“Exploits them for what purpose?”
“Reproducing itself,” the monster said.
Which brings us back to Buffalo.
Cassie, who is still adolescent (Young Adult Alert), has gone to ground in Buffalo on parental instructions. When she discovers that blank-faced humanoid figures, cartoon exudates of the hypercolony that take on only as much humanity as needed for a particular task, have tracked her down, she goes on the run with her young companions (leaving the fake Buffalo that we in Toronto believed in, because we believed in the ontological density of America), and tries to go to ground in America. But she cannot, the hypercolony’s information net is as pervasive (one must guess) as information itself: which is to say that it is sufficiently complex to manage the phenomenal world in order to keep it from simply fissiparating into infinities of worlds every nanonsecond; which is to say the monsters always know where she’s running.
The story of Burning Paradise, more rousing than Wilson sometimes allows himself, follows the cast from narrow escape to narrow escape, gradually southwards. A guru or two is enlisted. We learn more about the hypercolony, and a parasite that has invaded it, just as (in a sense) it has invaded us. It all ends neatly and, in a sense, calamitously: because once the belljar history we have been dancing to loses the proactive monitor that has kept us from destroying ourselves — once the hypercolony, after it has spasmed new seed into the galaxy and the radio-propagative layer that was its home dissolves and it dies as do most insects after reproducing – Homo sapiens is of course left again to its own dreadful devices, and Paradise burns. By the final pages of the book there is every sign that we have already begun again our disastrous dance across the planet.
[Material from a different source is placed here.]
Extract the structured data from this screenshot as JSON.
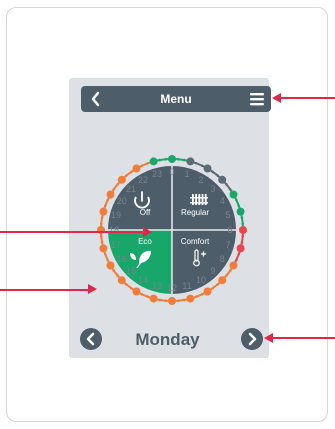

This may be the main lesson of the novel, a lesson we’ve heard before, though not I think with the such calm devastatingly sotto voce clarity: that we were not designed to survive our evolutionary success. That, having escaped our niche, we have nothing but ourselves to eat.
But there is another thread of thought and consequence in this sweet theorem of a book. It is made very clear from very early on that Wilson does not intend us to assume that the hypercolony, comprised of trillions of units, bears any resemblance whatsoever to the anthopocentric superminds so common in early sf when hiveminds were invoked, or in more recent sf when computers magically gain consciousness and become AIs. The hypercolony is not a conscious entity at all. The seeming consciousness of its avatars simply represents an active extrapolation into the meat world of trillions of elementary calculations as bundled through a near infinity of adaptive reiterations into a perfectly adequate imitation of conscious behavior.
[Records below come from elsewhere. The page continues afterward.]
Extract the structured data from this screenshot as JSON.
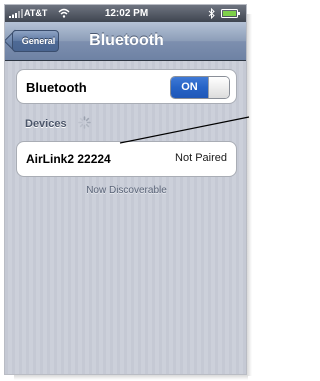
{
  "status_bar": {
    "carrier": "AT&T",
    "time": "12:02 PM",
    "icons": [
      "signal-icon",
      "wifi-icon",
      "bluetooth-icon",
      "battery-icon"
    ]
  },
  "nav": {
    "back_label": "General",
    "title": "Bluetooth"
  },
  "bluetooth": {
    "label": "Bluetooth",
    "toggle_value": "ON"
  },
  "devices": {
    "header": "Devices",
    "items": [
      {
        "name": "AirLink2 22224",
        "status": "Not Paired"
      }
    ]
  },
  "discoverable_text": "Now Discoverable",
  "colors": {
    "toggle_on": "#2663c6",
    "nav_bar": "#8c9db8",
    "background": "#c8ccd6"
  }
}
Soon enough, it strikes one, what we now call 3D Printers will have become Von Neumann Machines with sensors capable of modifying their output as the external world demands, and capable of reproducing macro goons and meat puppet size avatars and sub-microbial entities by the trillion in order better to fulfill the mission they were built to undertake: to conquer space. Such an ensemble, such an incalculably complex Memory Palace of adaptive imitation, might be called a hypercolony. Burning Paradise is not about that outcome, not exactly.
It does, however, anticipate the universe that will not need flesh.